(Data records)
----

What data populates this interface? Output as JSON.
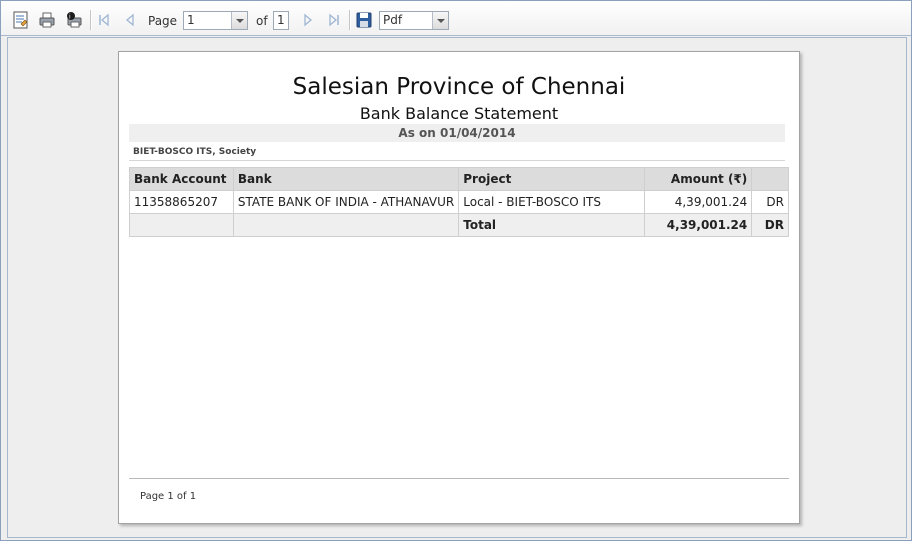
{
  "toolbar": {
    "page_label": "Page",
    "page_value": "1",
    "of_label": "of",
    "total_pages": "1",
    "export_format": "Pdf",
    "icons": [
      "document-map-icon",
      "print-icon",
      "print-preview-icon",
      "first-page-icon",
      "previous-page-icon",
      "next-page-icon",
      "last-page-icon",
      "save-icon"
    ]
  },
  "report": {
    "title": "Salesian Province of Chennai",
    "subtitle": "Bank Balance Statement",
    "as_on": "As on 01/04/2014",
    "society": "BIET-BOSCO ITS, Society",
    "columns": [
      "Bank Account",
      "Bank",
      "Project",
      "Amount (₹)",
      ""
    ],
    "rows": [
      {
        "bank_account": "11358865207",
        "bank": "STATE BANK OF INDIA - ATHANAVUR",
        "project": "Local - BIET-BOSCO ITS",
        "amount": "4,39,001.24",
        "drcr": "DR"
      }
    ],
    "total": {
      "label": "Total",
      "amount": "4,39,001.24",
      "drcr": "DR"
    },
    "footer": "Page 1 of 1"
  }
}
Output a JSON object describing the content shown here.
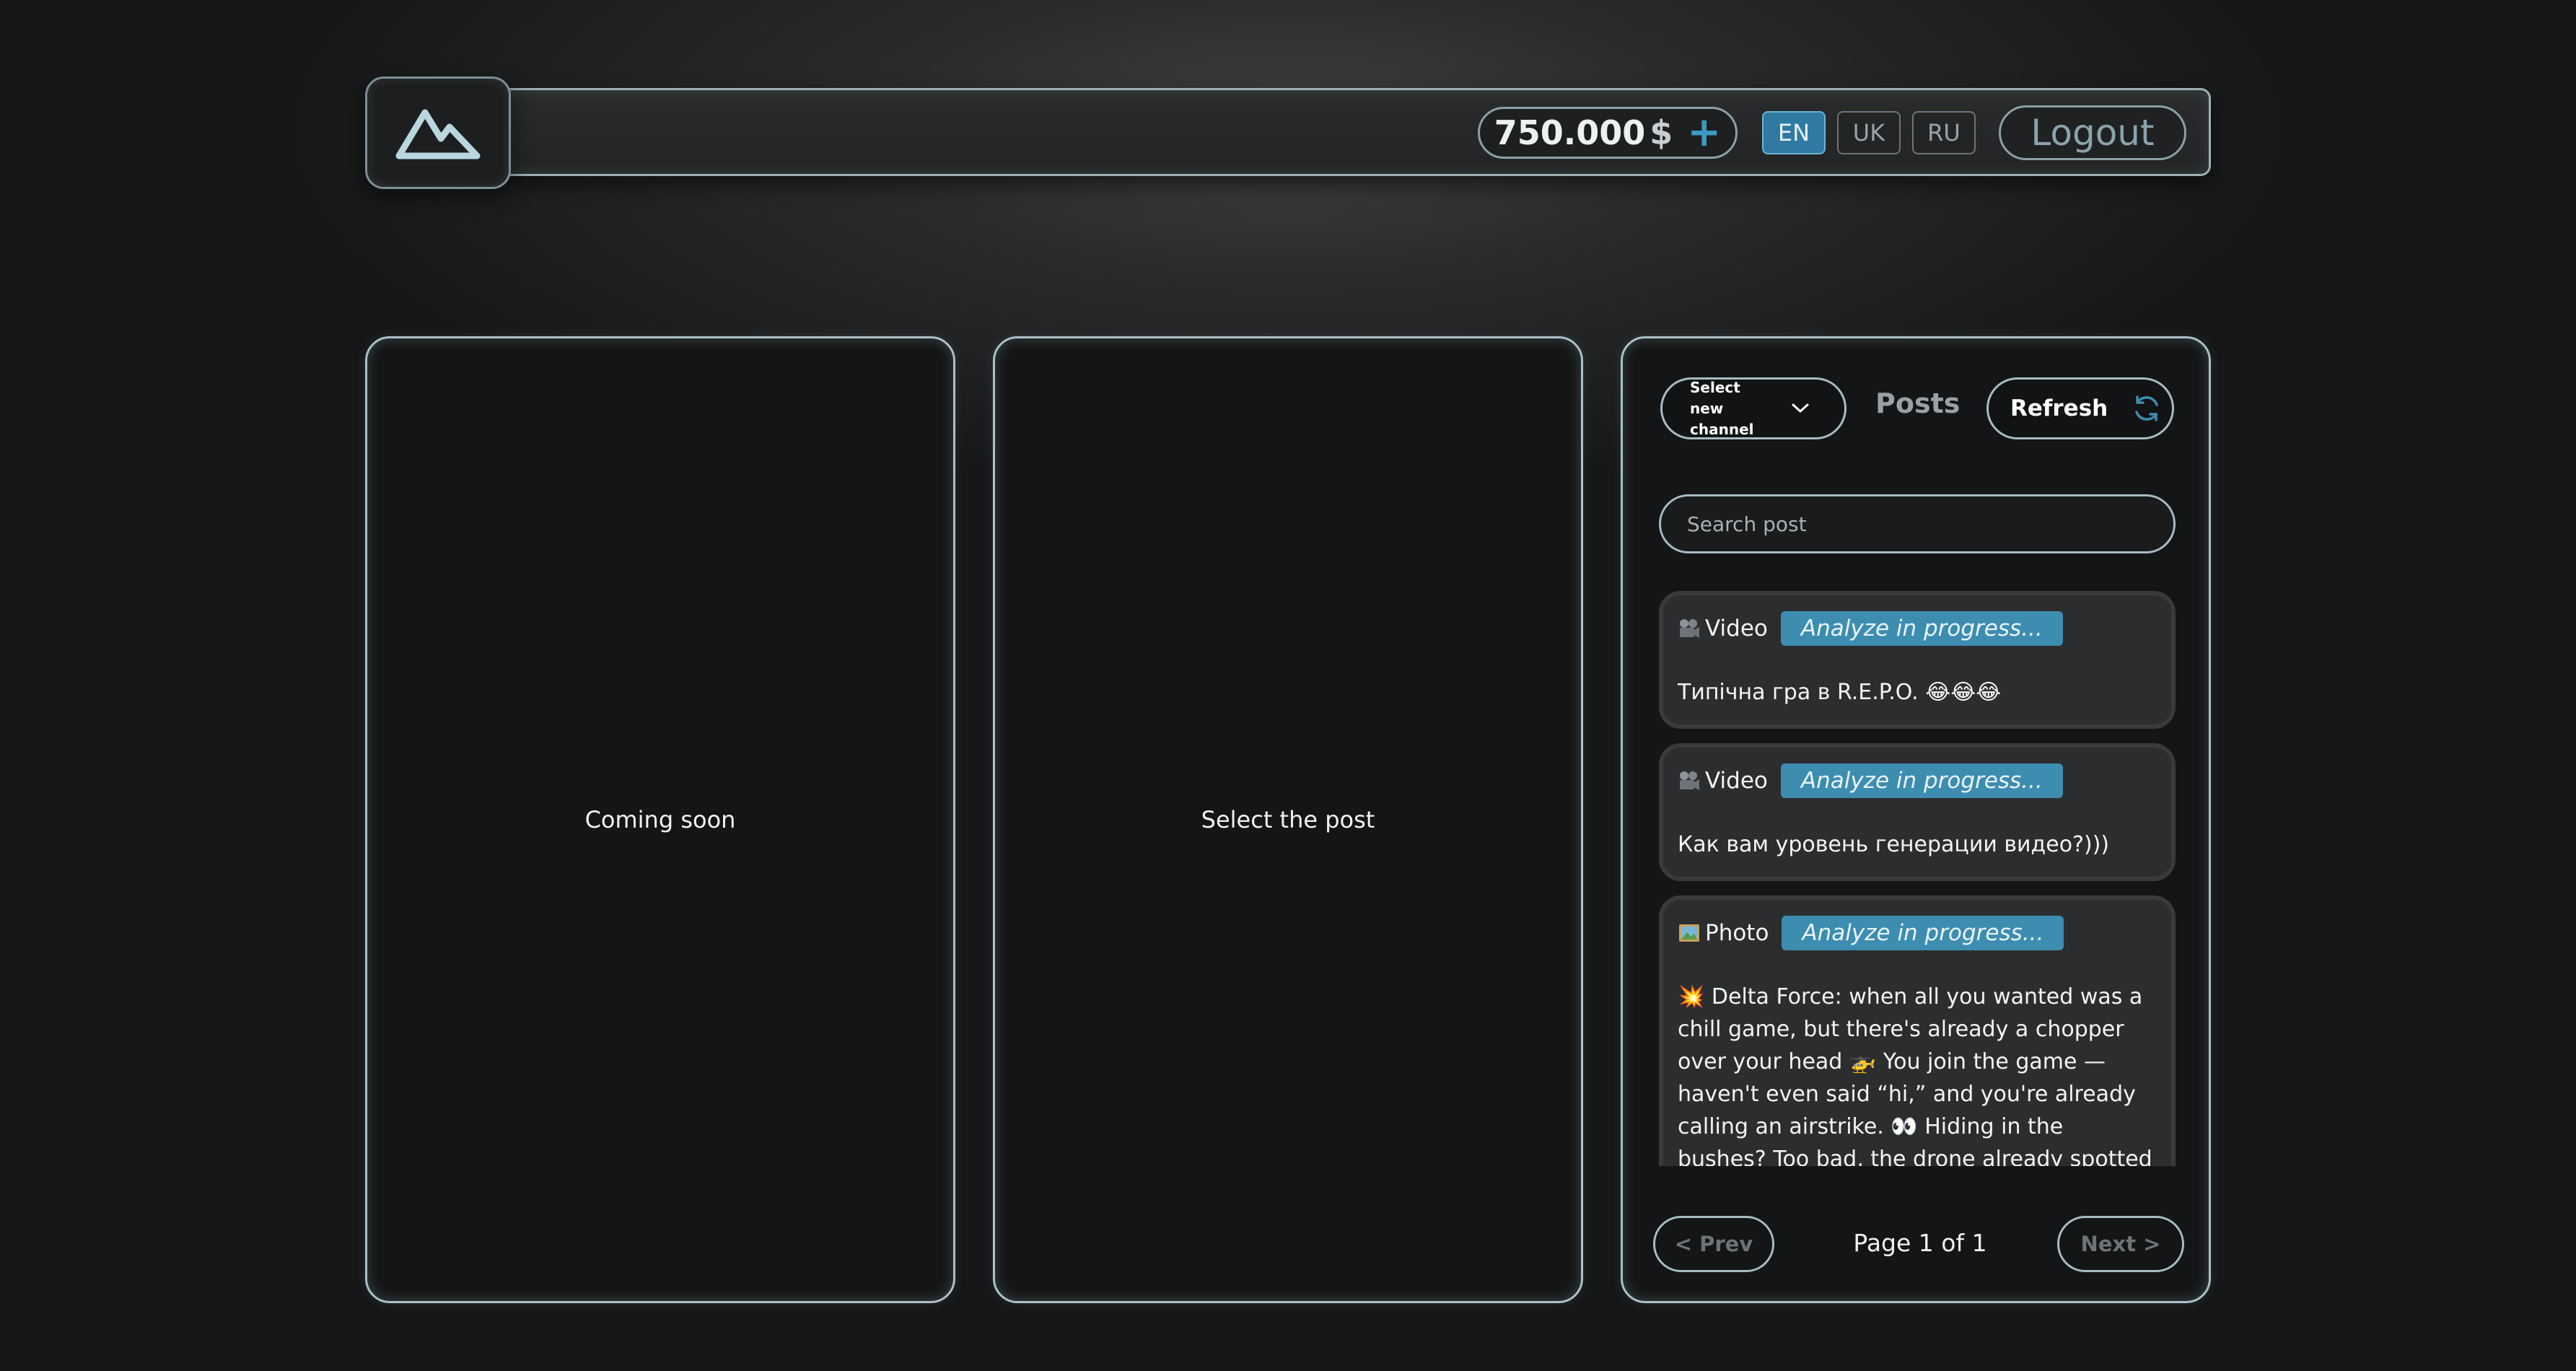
{
  "header": {
    "balance_amount": "750.000",
    "balance_currency": "$",
    "add_funds_symbol": "+",
    "languages": [
      {
        "code": "EN",
        "active": true
      },
      {
        "code": "UK",
        "active": false
      },
      {
        "code": "RU",
        "active": false
      }
    ],
    "logout_label": "Logout"
  },
  "left_panel": {
    "text": "Coming soon"
  },
  "middle_panel": {
    "text": "Select the post"
  },
  "posts_panel": {
    "channel_select_label": "Select new channel",
    "title": "Posts",
    "refresh_label": "Refresh",
    "search_placeholder": "Search post",
    "posts": [
      {
        "type_icon": "film-camera",
        "type": "Video",
        "status": "Analyze in progress...",
        "text": "Типічна гра в R.E.P.O. 😂😂😂"
      },
      {
        "type_icon": "film-camera",
        "type": "Video",
        "status": "Analyze in progress...",
        "text": "Как вам уровень генерации видео?)))"
      },
      {
        "type_icon": "picture-frame",
        "type": "Photo",
        "status": "Analyze in progress...",
        "text": "💥 Delta Force: when all you wanted was a chill game, but there's already a chopper over your head 🚁 You join the game — haven't even said “hi,” and you're already calling an airstrike. 👀 Hiding in the bushes? Too bad, the drone already spotted you."
      }
    ],
    "prev_label": "< Prev",
    "page_label": "Page 1 of 1",
    "next_label": "Next >"
  },
  "colors": {
    "accent": "#3d8db0",
    "panel_border": "#a9c1c7",
    "panel_bg": "#141516"
  }
}
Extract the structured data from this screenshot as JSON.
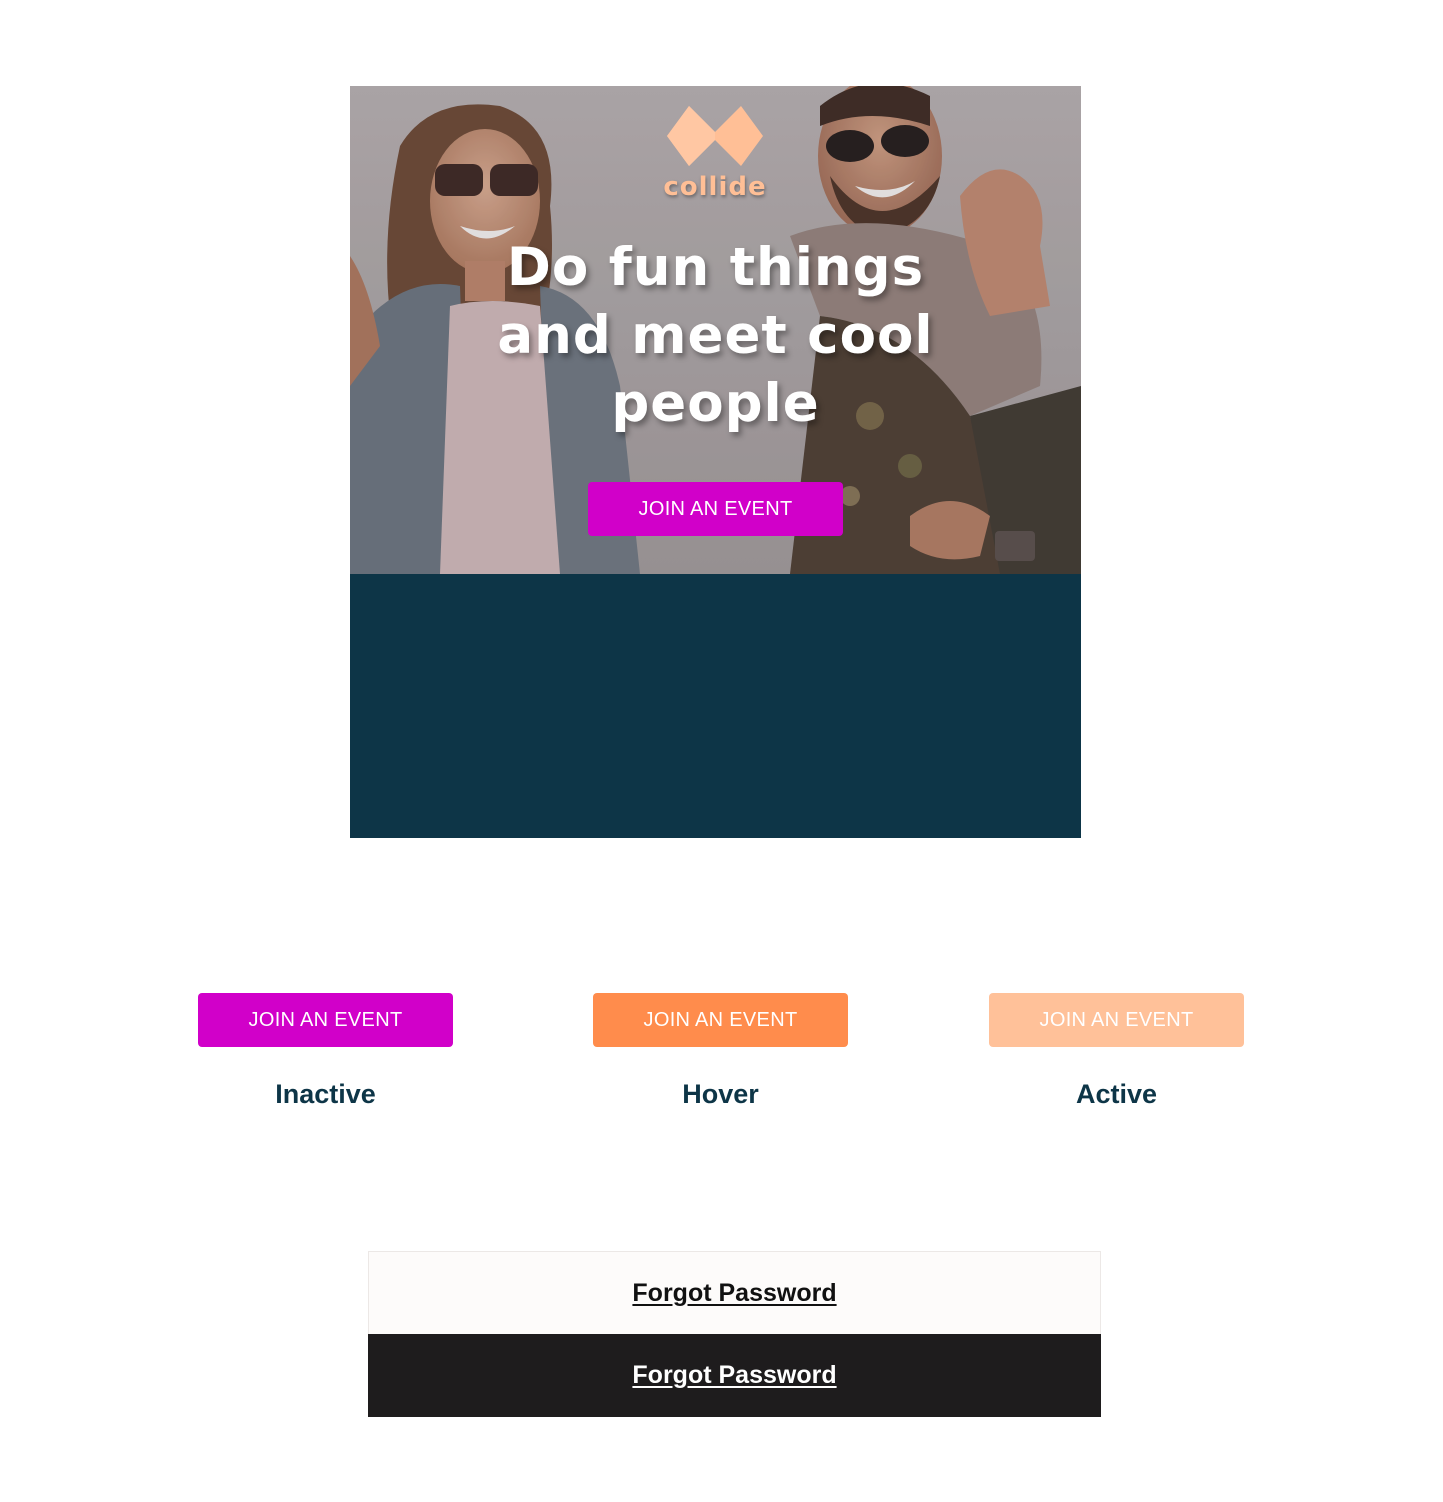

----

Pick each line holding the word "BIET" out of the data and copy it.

### TASK OUTPUT
    "society": "BIET-BOSCO ITS, Society",
        "project": "Local - BIET-BOSCO ITS",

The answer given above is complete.